MASH’s success inspired the creation of further camps such as Mini MASH, Community Health Applied in Medical Public Service (CHAMPS) and Find Your Future in Healthcare, which will also be supported by Arkansas Farm Bureau’s gift.

“For 30 years, we have helped underwrite camps at locations throughout Arkansas, which are designed to expose students to health care professions,” said Hillman. “This commitment will grow that mission further and improve rural health care, which means Arkansas’ communities are strengthened.”

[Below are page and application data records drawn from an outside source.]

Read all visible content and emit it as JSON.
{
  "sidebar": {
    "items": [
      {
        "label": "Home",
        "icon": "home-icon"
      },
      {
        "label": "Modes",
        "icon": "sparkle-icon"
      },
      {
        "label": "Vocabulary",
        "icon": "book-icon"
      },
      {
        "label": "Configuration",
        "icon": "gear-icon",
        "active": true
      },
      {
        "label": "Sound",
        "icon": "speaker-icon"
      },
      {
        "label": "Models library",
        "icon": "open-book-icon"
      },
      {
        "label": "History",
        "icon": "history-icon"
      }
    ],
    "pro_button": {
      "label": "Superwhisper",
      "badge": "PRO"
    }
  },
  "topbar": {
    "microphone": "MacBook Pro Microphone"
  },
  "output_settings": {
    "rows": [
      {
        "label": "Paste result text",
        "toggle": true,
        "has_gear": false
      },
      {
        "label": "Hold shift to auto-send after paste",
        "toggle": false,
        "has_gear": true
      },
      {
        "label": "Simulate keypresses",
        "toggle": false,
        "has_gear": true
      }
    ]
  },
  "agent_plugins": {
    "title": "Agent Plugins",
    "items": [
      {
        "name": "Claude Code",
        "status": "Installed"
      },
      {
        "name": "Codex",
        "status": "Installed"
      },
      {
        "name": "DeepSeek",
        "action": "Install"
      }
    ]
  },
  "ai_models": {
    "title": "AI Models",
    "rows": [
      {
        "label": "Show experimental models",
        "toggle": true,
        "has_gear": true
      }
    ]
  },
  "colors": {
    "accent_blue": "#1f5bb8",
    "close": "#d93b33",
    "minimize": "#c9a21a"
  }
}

UAMS is the state's only health sciences university, with colleges of Medicine, Nursing, Pharmacy, Health Professions and Public Health; a graduate school; a hospital; a main campus in Little Rock; a Northwest Arkansas regional campus in Fayetteville; a statewide network of regional campuses; and seven institutes: the Winthrop P. Rockefeller Cancer Institute, Jackson T. Stephens Spine & Neurosciences Institute, Harvey & Bernice Jones Eye Institute, Psychiatric Research Institute, Donald W. Reynolds Institute on Aging, Translational Research Institute and Institute for Digital Health & Innovation. UAMS includes UAMS Health, a statewide health system that encompasses all of UAMS' clinical enterprise. UAMS is the only adult Level 1 trauma center in the state. UAMS has 3,275 students, 890 medical residents and fellows, and five dental residents. It is the state's largest public employer with more than 12,000 employees, including 1,200 physicians who provide care to patients at UAMS, its regional campuses, Arkansas Children's, the VA Medical Center and Baptist Health. Visit or Find us on Facebook, X (formerly Twitter), YouTube or Instagram.